The numbers from Twitter Japan on the ads on a boxout on the Twitter.jp website may well have a bearing here, but if the main service needs to earn cash, I think that asking the users who like the service to cough up $20 a year should be more than enough.

The question is what would you want to have for being a premium member? You either have to limit some of the services already existing (perhaps user uploaded wallpaper?) or add in something new that’s only for the payees… you could joke about stability but some sort of priority on message delivery could be an option?

What else can we come up with?

The Top Ten Mobile Web 2.0 Companies

Friday, April 18th, 2008

Just posted over on All About Symbian is my Top Ten Mobile Websites – specifically sites from Web 2.0 companies that are designed for the smaller screen, but still providing the relevant information.

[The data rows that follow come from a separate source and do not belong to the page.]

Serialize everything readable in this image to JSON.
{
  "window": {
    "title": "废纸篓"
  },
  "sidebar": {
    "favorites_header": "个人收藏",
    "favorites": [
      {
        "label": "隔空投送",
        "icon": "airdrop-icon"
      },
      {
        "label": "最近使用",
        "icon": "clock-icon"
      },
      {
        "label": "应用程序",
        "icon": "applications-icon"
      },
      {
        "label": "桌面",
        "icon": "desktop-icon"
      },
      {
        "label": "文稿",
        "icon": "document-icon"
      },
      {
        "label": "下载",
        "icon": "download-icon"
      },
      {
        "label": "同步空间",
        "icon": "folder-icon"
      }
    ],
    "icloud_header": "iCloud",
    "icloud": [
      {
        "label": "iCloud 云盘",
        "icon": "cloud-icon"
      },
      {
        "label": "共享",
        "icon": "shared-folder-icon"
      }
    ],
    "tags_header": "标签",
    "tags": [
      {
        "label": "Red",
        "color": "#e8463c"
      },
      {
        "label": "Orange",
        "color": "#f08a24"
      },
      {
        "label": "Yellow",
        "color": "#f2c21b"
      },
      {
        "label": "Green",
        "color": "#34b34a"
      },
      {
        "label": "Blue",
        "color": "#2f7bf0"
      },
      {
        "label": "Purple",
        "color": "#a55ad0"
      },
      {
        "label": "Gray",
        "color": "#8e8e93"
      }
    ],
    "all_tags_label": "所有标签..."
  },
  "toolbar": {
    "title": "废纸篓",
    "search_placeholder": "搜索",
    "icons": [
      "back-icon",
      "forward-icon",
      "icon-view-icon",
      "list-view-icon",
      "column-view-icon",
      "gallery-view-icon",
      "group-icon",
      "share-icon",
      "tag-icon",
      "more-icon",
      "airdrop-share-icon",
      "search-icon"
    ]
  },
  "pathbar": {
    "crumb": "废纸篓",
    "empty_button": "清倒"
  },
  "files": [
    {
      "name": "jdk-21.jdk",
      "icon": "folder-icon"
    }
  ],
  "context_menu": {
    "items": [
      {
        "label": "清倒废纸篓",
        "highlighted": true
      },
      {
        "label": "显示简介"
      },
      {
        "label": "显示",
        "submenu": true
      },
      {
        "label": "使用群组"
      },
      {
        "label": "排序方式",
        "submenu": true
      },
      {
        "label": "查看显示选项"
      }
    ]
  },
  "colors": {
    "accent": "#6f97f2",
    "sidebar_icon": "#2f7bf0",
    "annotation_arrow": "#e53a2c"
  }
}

The Top Ten goes as follows…

10. Mippinhttp://m.mippin.com/
Content re-aggregator powered by RSS.

9. MySpacehttp://www.myspace.com/
Popular social networking site with a strong flavour of independent music.

8. Dopplrhttp://m.dopplr.com/
Where you and your friends are travelling to in the future.

7. Google Readerhttp://www.google.com/reader/m/
Content aggregation and sharing from the folks at Mountain View.

6. Flickrhttp://m.flickr.com/
Photo (and now video) sharing site with community features.

5. Jaikuhttp://m.jaiku.com/
The other SMS based group conversation, with more emphasis on what you’ve published (and threaded replies).

4. Facebookhttp://m.facebook.com/
THe best thing on the net, or the scariest thing since Vista… you decide!

3. Twitterhttp://m.twitter.com/
The other SMS based group conversation, with more emphasis on chat and api’s.

2. BBC News (PDA Version) – http://news.bbc.co.uk/text_only.stm
Crappy front end re-designs may come and go, but the text only version of BBC News is still one of the best mobile experiences on the planet.

1. Bloglines Mobilehttp://www.bloglines.com/mobile
One of the earliest mobile sites that I used, and still use, to this day. A fast overview of my web, wherever I am. Perfect.

To read more, head over to All About Symbian to read the full article. Or let me know who I’ve missed out!